(Stored items)
=== Section Start ===

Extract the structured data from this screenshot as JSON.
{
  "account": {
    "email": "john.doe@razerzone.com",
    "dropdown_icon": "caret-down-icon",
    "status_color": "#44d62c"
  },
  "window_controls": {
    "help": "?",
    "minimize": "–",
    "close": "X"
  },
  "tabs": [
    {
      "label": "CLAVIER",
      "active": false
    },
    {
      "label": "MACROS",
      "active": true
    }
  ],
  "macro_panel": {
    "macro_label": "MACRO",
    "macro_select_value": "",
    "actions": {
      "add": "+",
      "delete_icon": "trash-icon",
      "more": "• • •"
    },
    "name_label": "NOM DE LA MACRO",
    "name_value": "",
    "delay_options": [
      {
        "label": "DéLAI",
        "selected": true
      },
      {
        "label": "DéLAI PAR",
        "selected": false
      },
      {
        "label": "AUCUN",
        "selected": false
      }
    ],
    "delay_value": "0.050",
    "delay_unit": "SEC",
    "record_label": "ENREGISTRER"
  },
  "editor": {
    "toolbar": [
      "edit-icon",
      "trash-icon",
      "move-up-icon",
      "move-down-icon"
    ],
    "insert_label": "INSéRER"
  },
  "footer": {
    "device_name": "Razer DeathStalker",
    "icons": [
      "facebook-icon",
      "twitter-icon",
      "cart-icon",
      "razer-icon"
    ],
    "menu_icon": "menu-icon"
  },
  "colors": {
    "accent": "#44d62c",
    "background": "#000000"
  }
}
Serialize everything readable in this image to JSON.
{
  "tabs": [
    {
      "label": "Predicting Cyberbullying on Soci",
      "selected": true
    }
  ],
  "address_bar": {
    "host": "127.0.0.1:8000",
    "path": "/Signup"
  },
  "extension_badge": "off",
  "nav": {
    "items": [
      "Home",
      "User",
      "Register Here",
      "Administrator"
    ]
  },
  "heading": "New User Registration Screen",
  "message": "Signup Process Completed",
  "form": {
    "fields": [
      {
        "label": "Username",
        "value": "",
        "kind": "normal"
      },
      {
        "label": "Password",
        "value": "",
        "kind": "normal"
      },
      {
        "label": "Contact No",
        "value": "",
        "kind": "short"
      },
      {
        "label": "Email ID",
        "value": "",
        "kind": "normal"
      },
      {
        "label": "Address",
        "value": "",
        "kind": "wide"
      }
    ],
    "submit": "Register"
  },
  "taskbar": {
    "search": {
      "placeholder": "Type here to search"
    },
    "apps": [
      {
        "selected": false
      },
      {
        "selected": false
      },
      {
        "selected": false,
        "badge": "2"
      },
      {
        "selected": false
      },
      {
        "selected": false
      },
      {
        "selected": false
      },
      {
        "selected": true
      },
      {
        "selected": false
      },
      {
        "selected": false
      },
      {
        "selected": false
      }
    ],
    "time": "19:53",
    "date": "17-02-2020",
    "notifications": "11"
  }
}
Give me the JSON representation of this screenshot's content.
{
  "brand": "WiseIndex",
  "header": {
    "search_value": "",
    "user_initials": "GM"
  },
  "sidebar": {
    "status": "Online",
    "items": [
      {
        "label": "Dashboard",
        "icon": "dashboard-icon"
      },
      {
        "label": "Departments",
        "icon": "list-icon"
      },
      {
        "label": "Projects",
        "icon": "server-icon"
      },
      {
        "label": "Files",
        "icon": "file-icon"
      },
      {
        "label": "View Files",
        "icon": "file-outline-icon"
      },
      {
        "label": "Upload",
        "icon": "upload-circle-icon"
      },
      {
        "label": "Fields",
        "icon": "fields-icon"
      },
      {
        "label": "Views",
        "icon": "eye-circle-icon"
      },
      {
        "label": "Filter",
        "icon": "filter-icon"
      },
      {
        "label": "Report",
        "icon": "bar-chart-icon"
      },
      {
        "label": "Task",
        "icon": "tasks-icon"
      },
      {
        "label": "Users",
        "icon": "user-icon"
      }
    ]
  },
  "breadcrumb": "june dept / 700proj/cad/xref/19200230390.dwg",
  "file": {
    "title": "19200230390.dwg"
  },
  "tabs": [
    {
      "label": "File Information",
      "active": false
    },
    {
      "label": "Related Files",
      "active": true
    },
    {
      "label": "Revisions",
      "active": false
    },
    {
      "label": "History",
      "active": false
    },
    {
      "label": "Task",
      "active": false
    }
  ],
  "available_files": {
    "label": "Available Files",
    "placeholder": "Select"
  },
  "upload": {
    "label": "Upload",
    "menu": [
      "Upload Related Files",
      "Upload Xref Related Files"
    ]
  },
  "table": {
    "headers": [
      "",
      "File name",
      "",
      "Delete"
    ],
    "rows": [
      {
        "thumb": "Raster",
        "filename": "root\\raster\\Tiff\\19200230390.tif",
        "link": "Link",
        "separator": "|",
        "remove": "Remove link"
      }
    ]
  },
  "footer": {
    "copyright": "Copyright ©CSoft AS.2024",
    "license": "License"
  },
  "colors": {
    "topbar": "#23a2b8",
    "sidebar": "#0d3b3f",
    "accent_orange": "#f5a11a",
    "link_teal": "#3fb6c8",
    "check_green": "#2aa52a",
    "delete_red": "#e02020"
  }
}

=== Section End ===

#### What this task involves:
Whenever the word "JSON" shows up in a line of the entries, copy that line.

#### Problem solution:
Extract the structured data from this screenshot as JSON.
Serialize everything readable in this image to JSON.
Give me the JSON representation of this screenshot's content.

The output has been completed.